### Dataset excerpts
--

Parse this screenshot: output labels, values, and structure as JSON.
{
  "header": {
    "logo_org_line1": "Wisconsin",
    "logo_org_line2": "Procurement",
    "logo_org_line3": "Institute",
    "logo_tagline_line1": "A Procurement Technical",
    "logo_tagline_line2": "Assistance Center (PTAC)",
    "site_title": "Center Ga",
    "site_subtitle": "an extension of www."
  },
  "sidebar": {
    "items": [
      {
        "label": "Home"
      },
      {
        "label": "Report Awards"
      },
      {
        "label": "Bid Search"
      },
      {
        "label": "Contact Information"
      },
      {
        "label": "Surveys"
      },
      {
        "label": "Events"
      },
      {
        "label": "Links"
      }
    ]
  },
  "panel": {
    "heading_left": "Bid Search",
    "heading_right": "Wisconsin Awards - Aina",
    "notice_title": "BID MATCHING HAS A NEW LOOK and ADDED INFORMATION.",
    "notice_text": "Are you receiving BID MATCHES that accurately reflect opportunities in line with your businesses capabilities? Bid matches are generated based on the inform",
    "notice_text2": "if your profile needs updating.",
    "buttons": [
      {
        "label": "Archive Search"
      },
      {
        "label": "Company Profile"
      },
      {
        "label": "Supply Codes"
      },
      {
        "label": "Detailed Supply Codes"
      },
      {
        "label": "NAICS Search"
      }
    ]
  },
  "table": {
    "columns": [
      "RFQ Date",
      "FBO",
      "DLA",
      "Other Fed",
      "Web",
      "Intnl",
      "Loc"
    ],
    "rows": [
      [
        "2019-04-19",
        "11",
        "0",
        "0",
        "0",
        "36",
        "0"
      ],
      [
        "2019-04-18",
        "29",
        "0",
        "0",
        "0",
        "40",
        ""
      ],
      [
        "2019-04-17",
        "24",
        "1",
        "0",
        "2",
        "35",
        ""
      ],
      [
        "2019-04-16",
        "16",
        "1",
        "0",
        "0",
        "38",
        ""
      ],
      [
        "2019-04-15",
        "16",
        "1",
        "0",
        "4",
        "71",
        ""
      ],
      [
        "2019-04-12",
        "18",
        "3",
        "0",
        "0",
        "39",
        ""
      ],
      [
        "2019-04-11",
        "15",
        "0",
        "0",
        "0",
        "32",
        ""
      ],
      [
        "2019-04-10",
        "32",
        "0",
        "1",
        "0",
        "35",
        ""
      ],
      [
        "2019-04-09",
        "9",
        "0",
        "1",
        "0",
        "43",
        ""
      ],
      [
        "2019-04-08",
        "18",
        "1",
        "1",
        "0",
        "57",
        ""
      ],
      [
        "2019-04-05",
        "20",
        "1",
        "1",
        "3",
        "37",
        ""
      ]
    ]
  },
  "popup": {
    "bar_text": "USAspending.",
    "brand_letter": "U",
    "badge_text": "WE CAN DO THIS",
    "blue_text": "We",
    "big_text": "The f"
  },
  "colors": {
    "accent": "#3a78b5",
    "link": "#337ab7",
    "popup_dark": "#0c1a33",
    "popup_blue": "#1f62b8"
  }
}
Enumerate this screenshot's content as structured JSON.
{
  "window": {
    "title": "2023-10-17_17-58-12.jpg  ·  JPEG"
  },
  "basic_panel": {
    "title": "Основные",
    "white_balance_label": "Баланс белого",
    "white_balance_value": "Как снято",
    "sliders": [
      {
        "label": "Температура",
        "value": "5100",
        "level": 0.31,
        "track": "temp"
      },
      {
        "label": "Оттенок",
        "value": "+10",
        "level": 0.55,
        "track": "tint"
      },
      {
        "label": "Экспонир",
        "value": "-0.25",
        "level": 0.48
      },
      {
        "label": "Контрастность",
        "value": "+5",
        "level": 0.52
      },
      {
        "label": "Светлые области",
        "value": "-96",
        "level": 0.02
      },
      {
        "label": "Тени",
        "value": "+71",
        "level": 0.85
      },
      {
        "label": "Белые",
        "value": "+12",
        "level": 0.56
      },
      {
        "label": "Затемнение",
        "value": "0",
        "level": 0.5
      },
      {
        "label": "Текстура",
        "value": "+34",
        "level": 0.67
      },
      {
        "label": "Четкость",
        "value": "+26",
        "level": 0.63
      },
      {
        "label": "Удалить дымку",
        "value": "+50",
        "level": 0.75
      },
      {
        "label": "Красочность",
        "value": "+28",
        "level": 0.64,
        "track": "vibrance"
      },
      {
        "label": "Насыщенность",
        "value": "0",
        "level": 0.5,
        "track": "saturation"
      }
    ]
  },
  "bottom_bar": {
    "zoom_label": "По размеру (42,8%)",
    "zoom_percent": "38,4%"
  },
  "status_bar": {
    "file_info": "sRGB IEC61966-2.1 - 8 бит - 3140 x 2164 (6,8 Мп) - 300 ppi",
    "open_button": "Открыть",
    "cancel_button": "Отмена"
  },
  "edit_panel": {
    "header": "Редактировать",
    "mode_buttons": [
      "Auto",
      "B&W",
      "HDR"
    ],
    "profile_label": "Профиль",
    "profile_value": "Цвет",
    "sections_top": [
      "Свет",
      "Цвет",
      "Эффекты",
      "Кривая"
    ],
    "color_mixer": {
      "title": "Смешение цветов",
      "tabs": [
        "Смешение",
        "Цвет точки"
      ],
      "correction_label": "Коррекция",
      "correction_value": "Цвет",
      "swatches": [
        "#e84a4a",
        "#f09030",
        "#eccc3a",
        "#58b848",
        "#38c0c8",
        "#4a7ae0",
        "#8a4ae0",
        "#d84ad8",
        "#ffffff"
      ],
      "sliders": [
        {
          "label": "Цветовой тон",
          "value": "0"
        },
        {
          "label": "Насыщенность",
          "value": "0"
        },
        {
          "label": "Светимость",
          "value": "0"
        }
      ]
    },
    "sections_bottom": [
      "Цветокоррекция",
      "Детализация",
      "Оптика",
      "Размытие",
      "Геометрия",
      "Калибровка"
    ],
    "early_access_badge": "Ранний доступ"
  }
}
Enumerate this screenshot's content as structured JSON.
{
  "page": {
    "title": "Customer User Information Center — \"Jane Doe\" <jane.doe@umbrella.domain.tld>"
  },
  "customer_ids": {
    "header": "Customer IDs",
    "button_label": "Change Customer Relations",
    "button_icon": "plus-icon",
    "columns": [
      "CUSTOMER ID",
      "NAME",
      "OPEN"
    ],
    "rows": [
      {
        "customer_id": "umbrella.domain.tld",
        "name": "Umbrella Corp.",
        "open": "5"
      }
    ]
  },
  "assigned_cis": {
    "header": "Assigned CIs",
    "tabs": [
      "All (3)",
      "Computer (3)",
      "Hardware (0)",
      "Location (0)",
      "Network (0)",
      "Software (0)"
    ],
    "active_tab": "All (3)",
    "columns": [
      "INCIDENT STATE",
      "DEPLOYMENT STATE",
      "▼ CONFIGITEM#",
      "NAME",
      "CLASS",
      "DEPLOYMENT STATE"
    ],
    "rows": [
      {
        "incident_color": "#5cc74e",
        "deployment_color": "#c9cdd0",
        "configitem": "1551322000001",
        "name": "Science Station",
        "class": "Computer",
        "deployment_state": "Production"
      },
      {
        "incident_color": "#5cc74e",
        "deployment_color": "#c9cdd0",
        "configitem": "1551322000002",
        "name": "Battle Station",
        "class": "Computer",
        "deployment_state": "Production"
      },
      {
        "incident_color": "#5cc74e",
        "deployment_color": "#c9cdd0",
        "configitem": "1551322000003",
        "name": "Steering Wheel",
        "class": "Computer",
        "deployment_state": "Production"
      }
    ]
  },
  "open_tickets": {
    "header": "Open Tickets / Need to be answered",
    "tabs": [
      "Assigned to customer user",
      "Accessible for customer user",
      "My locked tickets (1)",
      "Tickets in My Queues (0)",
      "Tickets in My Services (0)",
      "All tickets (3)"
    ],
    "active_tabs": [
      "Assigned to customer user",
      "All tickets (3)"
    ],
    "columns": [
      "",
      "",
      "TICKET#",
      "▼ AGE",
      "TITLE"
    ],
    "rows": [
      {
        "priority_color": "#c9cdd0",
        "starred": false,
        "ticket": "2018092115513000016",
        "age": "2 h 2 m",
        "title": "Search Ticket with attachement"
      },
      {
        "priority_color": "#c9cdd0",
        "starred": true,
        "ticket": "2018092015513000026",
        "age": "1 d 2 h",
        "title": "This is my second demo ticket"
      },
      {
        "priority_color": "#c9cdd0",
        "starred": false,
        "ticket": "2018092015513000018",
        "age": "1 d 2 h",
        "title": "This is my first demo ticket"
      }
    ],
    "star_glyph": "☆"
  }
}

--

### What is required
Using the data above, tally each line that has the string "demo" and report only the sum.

### Exercise response
2